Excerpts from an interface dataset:
BEGIN

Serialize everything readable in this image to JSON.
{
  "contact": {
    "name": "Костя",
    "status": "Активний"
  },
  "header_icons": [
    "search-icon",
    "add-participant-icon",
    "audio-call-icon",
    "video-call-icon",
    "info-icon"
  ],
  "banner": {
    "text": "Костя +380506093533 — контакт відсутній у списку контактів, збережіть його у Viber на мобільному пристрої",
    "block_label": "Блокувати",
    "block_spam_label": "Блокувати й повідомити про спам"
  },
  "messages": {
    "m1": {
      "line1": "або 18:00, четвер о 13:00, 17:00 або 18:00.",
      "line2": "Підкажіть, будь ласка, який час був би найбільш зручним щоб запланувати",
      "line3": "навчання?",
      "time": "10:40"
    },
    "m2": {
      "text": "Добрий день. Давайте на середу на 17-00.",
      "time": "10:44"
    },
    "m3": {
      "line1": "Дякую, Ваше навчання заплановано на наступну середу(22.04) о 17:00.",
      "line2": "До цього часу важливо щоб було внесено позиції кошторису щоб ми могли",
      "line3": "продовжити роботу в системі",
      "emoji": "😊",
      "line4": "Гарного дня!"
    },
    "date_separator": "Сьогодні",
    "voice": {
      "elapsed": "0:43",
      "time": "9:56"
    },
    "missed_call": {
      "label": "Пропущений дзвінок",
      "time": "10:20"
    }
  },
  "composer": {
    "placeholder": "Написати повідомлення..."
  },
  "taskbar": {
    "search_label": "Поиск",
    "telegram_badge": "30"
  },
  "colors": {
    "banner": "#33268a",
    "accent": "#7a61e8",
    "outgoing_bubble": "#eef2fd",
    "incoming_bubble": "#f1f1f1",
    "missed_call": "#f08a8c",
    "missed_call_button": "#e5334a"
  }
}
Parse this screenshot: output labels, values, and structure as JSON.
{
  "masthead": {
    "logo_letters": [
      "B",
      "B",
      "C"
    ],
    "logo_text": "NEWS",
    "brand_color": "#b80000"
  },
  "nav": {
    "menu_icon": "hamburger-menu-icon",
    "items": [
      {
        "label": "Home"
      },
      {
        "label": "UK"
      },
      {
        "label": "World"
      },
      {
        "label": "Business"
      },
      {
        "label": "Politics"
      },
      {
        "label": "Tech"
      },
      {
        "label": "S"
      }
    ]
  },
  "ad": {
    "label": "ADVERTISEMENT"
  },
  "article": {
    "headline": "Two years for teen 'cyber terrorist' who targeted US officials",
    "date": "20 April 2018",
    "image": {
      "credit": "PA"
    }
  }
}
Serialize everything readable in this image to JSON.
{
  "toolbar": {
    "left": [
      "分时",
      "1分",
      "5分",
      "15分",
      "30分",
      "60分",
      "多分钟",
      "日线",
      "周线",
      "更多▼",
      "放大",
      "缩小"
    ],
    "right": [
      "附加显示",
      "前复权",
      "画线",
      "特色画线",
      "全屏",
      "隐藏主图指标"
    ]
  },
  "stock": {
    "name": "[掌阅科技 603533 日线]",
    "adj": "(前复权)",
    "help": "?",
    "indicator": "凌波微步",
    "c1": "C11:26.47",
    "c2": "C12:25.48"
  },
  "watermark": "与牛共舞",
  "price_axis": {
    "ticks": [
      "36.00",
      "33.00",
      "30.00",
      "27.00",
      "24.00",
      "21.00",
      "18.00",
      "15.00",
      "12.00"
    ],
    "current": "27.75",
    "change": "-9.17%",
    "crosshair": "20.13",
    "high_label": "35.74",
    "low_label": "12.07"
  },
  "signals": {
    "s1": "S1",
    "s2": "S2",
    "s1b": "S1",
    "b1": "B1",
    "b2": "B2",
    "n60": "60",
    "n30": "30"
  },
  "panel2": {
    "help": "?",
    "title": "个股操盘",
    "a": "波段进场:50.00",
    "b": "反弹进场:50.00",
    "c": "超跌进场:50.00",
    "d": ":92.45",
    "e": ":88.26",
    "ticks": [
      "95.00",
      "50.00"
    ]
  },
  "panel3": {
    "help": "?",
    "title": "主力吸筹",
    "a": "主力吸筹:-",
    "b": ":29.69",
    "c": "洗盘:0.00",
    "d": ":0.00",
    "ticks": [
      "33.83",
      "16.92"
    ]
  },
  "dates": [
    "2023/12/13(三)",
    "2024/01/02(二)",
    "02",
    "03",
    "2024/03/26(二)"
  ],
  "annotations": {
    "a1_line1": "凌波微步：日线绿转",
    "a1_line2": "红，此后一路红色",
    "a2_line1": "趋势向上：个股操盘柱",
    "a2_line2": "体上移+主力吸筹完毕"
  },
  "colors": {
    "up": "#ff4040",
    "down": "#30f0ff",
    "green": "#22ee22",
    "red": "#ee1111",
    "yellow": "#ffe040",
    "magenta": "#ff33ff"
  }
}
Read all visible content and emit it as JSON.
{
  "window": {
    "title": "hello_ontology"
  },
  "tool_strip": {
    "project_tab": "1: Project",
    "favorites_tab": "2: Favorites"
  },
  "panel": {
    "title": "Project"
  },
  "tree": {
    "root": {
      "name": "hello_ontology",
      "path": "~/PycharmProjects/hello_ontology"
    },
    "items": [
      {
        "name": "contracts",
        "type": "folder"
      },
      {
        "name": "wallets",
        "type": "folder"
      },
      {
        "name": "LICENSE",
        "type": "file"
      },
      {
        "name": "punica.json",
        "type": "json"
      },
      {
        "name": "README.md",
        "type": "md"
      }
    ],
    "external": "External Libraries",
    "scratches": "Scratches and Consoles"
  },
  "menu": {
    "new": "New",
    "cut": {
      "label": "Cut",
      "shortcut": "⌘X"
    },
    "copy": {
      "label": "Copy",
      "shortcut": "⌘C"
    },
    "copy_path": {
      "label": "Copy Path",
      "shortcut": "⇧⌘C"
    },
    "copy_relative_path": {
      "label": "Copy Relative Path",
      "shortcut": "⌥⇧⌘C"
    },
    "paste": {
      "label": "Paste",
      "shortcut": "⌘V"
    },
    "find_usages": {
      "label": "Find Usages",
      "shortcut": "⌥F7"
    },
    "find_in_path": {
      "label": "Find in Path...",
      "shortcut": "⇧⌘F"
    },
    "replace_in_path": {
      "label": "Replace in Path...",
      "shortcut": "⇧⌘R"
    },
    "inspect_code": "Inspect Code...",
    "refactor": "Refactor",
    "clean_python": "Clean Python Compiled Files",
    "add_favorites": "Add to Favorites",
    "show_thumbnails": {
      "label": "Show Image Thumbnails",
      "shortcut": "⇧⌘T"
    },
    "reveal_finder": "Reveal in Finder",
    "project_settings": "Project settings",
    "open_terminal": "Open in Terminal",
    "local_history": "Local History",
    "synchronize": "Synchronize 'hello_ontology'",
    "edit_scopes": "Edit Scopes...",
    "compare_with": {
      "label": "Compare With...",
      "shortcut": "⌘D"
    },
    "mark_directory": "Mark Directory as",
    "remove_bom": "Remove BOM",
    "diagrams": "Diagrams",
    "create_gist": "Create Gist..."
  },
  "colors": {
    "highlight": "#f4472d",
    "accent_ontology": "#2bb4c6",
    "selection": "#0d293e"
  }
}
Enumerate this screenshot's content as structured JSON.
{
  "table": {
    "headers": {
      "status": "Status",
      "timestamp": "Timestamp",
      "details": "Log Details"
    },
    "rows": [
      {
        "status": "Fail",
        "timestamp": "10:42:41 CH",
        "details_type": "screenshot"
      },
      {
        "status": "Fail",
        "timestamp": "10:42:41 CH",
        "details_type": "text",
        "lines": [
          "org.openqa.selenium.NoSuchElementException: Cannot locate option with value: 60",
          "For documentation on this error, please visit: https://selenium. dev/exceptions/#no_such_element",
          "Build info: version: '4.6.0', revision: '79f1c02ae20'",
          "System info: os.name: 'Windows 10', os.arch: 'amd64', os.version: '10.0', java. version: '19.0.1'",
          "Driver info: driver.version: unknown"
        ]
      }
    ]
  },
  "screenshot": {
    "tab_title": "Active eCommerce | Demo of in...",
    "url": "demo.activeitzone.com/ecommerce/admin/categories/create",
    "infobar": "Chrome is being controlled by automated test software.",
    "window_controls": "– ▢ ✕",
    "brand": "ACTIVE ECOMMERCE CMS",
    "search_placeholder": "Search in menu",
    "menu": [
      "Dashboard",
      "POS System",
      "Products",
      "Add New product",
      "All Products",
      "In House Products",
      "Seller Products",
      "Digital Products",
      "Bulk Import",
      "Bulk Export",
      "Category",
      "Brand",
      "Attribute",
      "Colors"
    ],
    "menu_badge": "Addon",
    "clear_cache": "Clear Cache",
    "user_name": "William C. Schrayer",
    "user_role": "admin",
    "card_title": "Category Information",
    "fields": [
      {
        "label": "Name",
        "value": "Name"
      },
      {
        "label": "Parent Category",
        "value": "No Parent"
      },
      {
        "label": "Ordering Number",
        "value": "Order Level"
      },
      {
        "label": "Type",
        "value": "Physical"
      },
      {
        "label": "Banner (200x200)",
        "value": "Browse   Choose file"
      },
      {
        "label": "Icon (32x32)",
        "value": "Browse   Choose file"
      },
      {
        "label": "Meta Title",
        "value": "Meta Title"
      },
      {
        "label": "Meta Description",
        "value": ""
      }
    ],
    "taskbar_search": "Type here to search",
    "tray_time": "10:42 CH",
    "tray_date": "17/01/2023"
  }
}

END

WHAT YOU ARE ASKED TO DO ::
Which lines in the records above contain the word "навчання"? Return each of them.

RESPONSE ::
      "line3": "навчання?",
      "line1": "Дякую, Ваше навчання заплановано на наступну середу(22.04) о 17:00.",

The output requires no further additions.